CraftED guest blogger, Julia McBride, shares her thoughts with the CraftED Community on how to lead an annual PD Revolution. Read below for Part I of this thoughtful series…
In my home state of Michigan, educators in public districts can pretty much count on their in-district professional development satisfying the vast majority of what’s required of them for state re-certification. Although this potentially simplifies a teacher’s life, it doesn’t mean districts and schools are building professional development systems that are relevant or meaningful to those they are positioned to grow, nor does it mean those systems are producing better outcomes in teaching and learning. In fact, stories of district provided professional development (DPPD) producing measurably improved outcomes, or getting rave reviews from staff, are still far too rare.
If you are a school leader or an instructional leadership team, here are 5 steps to change that narrative – to become intentional architects of adult learning in your building, honoring what so many educators are calling for: deeper professional learning.
Get collectively (re)clear about what you care about most.
Simon Sinek says it well in his TedTalk “How great leaders inspire action”: People don’t buy what you do. They buy why you do it.
What gets you and your staff up every morning and excited to come to work? What is your ideal graduate? Do you have a graduate profile (New Tech Network’s sample)? What is it, truly, that you are striving for as a team? What do you believe? This is something you don’t just talk about once in a mission and visioning session. This is something that should easily roll off the tongue of anyone on your team whenever asked, because it flows through them and inspires every single one of you. Start here, and keep coming back to it. And don’t assume a new staff member will pick it up. Create moments where the team regularly re-owns it, so your “north star” is always informing your efforts.
Collaboratively and courageously make sense of how you’re doing in service of what you care about most.
Collective capacity building in response to where your students need you to grow takes intention, vulnerability, and care. Grounding yourselves in your purpose, take steps to…
Decide WHAT information about teaching and learning (data) is most relevant to your purpose. What’s going to help paint the clearest and most aligned picture of how you’re doing in relation to your ideal? This might be student work samples. It might be standardized test data. It might be student or parent surveys. It might be a combination of these things or maybe it’s data you commit to creating.
Decide WHO will do the collaborative sense-making with that information about teaching and learning. If you’re a large staff (30+), consider smaller team analyses of data first and then synthesize as a collective. If you’re a smaller staff, do that sense-making together.

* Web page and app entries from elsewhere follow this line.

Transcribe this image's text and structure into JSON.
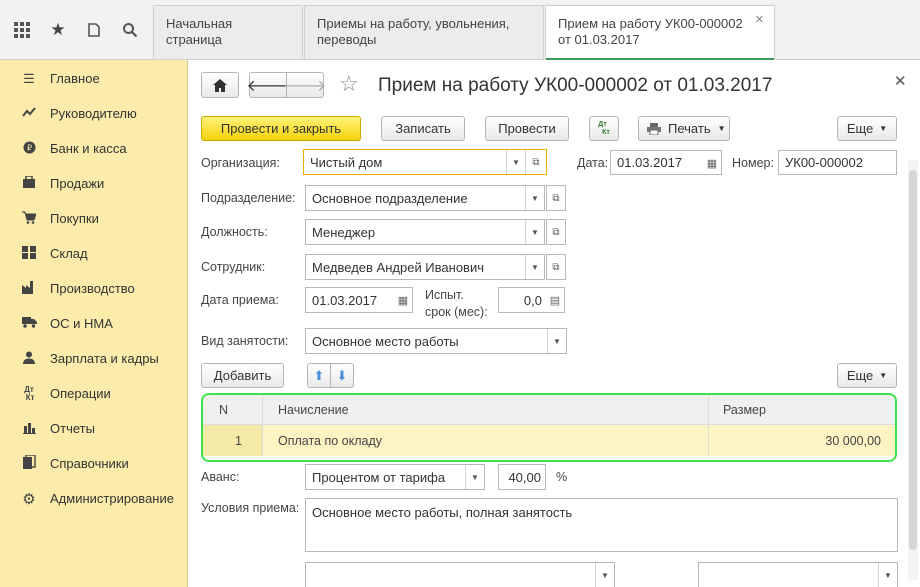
{
  "tabs": [
    {
      "label": "Начальная страница"
    },
    {
      "label": "Приемы на работу, увольнения, переводы"
    },
    {
      "label": "Прием на работу УК00-000002 от 01.03.2017"
    }
  ],
  "sidebar": {
    "items": [
      {
        "label": "Главное",
        "icon": "menu-icon"
      },
      {
        "label": "Руководителю",
        "icon": "trend-icon"
      },
      {
        "label": "Банк и касса",
        "icon": "coin-icon"
      },
      {
        "label": "Продажи",
        "icon": "cart-icon"
      },
      {
        "label": "Покупки",
        "icon": "basket-icon"
      },
      {
        "label": "Склад",
        "icon": "warehouse-icon"
      },
      {
        "label": "Производство",
        "icon": "factory-icon"
      },
      {
        "label": "ОС и НМА",
        "icon": "truck-icon"
      },
      {
        "label": "Зарплата и кадры",
        "icon": "people-icon"
      },
      {
        "label": "Операции",
        "icon": "dt-kt-icon"
      },
      {
        "label": "Отчеты",
        "icon": "bar-chart-icon"
      },
      {
        "label": "Справочники",
        "icon": "books-icon"
      },
      {
        "label": "Администрирование",
        "icon": "gear-icon"
      }
    ]
  },
  "doc": {
    "title": "Прием на работу УК00-000002 от 01.03.2017",
    "buttons": {
      "post_close": "Провести и закрыть",
      "save": "Записать",
      "post": "Провести",
      "print": "Печать",
      "more": "Еще"
    },
    "organization_label": "Организация:",
    "organization_value": "Чистый дом",
    "date_label": "Дата:",
    "date_value": "01.03.2017",
    "number_label": "Номер:",
    "number_value": "УК00-000002",
    "department_label": "Подразделение:",
    "department_value": "Основное подразделение",
    "position_label": "Должность:",
    "position_value": "Менеджер",
    "employee_label": "Сотрудник:",
    "employee_value": "Медведев Андрей Иванович",
    "hire_date_label": "Дата приема:",
    "hire_date_value": "01.03.2017",
    "probation_label_1": "Испыт.",
    "probation_label_2": "срок (мес):",
    "probation_value": "0,0",
    "employment_label": "Вид занятости:",
    "employment_value": "Основное место работы",
    "add_button": "Добавить",
    "more_button": "Еще",
    "table": {
      "headers": [
        "N",
        "Начисление",
        "Размер"
      ],
      "rows": [
        {
          "n": "1",
          "accrual": "Оплата по окладу",
          "amount": "30 000,00"
        }
      ]
    },
    "advance_label": "Аванс:",
    "advance_type": "Процентом от тарифа",
    "advance_value": "40,00",
    "advance_unit": "%",
    "conditions_label": "Условия приема:",
    "conditions_value": "Основное место работы, полная занятость"
  }
}
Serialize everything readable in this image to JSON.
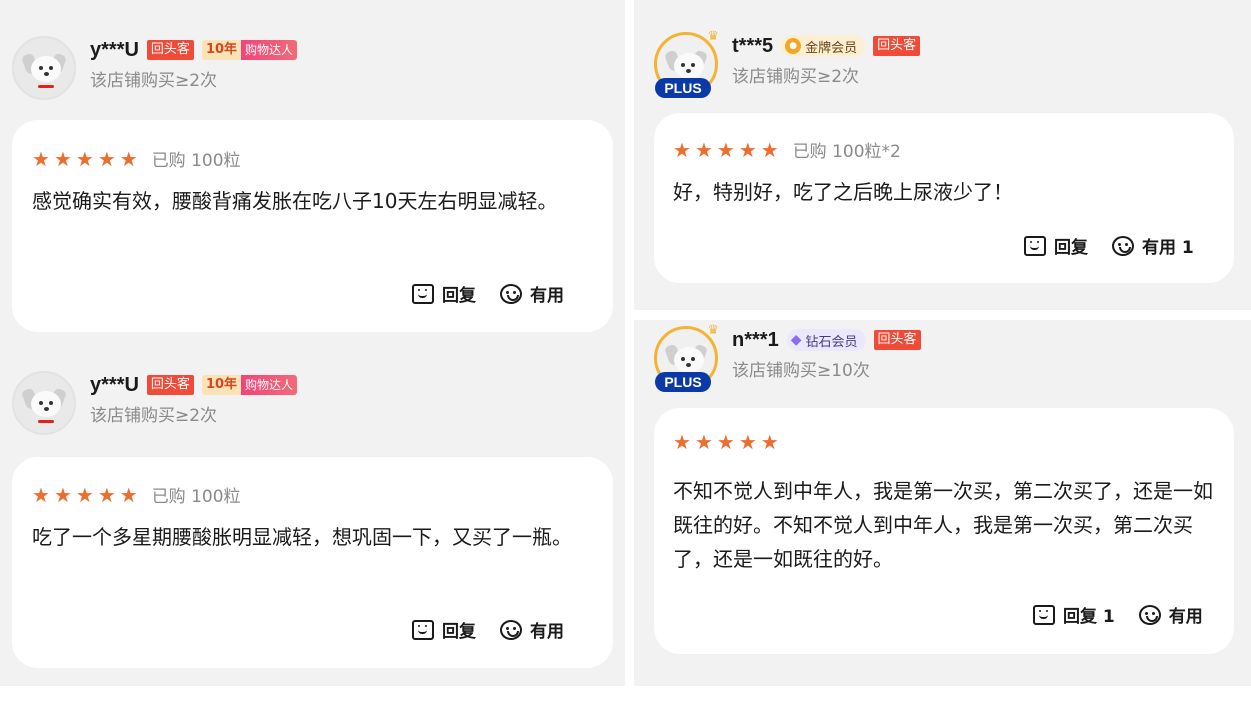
{
  "reviews": [
    {
      "username": "y***U",
      "tags": {
        "returning": "回头客",
        "years": "10年",
        "badge": "购物达人"
      },
      "purchase_count": "该店铺购买≥2次",
      "rating": 5,
      "bought": "已购 100粒",
      "content": "感觉确实有效，腰酸背痛发胀在吃八子10天左右明显减轻。",
      "reply_label": "回复",
      "useful_label": "有用"
    },
    {
      "username": "y***U",
      "tags": {
        "returning": "回头客",
        "years": "10年",
        "badge": "购物达人"
      },
      "purchase_count": "该店铺购买≥2次",
      "rating": 5,
      "bought": "已购 100粒",
      "content": "吃了一个多星期腰酸胀明显减轻，想巩固一下，又买了一瓶。",
      "reply_label": "回复",
      "useful_label": "有用"
    },
    {
      "username": "t***5",
      "plus": "PLUS",
      "tags": {
        "member": "金牌会员",
        "returning": "回头客"
      },
      "purchase_count": "该店铺购买≥2次",
      "rating": 5,
      "bought": "已购 100粒*2",
      "content": "好，特别好，吃了之后晚上尿液少了！",
      "reply_label": "回复",
      "useful_label": "有用 1"
    },
    {
      "username": "n***1",
      "plus": "PLUS",
      "tags": {
        "member": "钻石会员",
        "returning": "回头客"
      },
      "purchase_count": "该店铺购买≥10次",
      "rating": 5,
      "content": "不知不觉人到中年人，我是第一次买，第二次买了，还是一如既往的好。不知不觉人到中年人，我是第一次买，第二次买了，还是一如既往的好。",
      "reply_label": "回复 1",
      "useful_label": "有用"
    }
  ],
  "colors": {
    "star": "#ee6d2d",
    "tag_red": "#f04a38",
    "plus_blue": "#0b3aa8",
    "gold_ring": "#f5b335"
  },
  "icons": [
    "dog-avatar-icon",
    "star-icon",
    "reply-icon",
    "useful-icon",
    "gold-medal-icon",
    "diamond-icon",
    "crown-icon"
  ]
}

Decide HOW you will go about making sense of the most relevant data. This step is not to be taken lightly. This is a key place to model the deeper learning principles and practices you’re asking your staff to embody in their classrooms. This is where you can honor John Heron’s assertion that, “The dynamic of the group is grounded in the life of emotion and feeling.” What is the current state of the culture of your staff? What kinds of constraints (this doesn’t have to be perceived as negative) are most likely to help you and your team be the best versions of yourselves, so that you can critically critique the current state of your outcomes? National School Reform Faculty (NSRF) is stacked with protocols to support this. Protocol facilitation takes deliberate practice – don’t give up.
Read Part 2 for a trip from the big picture over to zeroing in on a laser-like, purpose-driven focus for improvement.
New Tech Network references and links used with permission.
About the author:Julia is currently a Professional Learning Coach with Michigan Virtual, working to increase capacity across Michigan’s K-12 system. She holds a K-12 Educational Administration Certificate from Michigan State University, a MA in Secondary Education: Social Sciences from DePaul University, and a BA in Sociology and English from The University of Michigan. Previously, Julia worked with the national non-profit school development organization, New Tech Network, and taught high school and middle school History and English in Chicago and Detroit.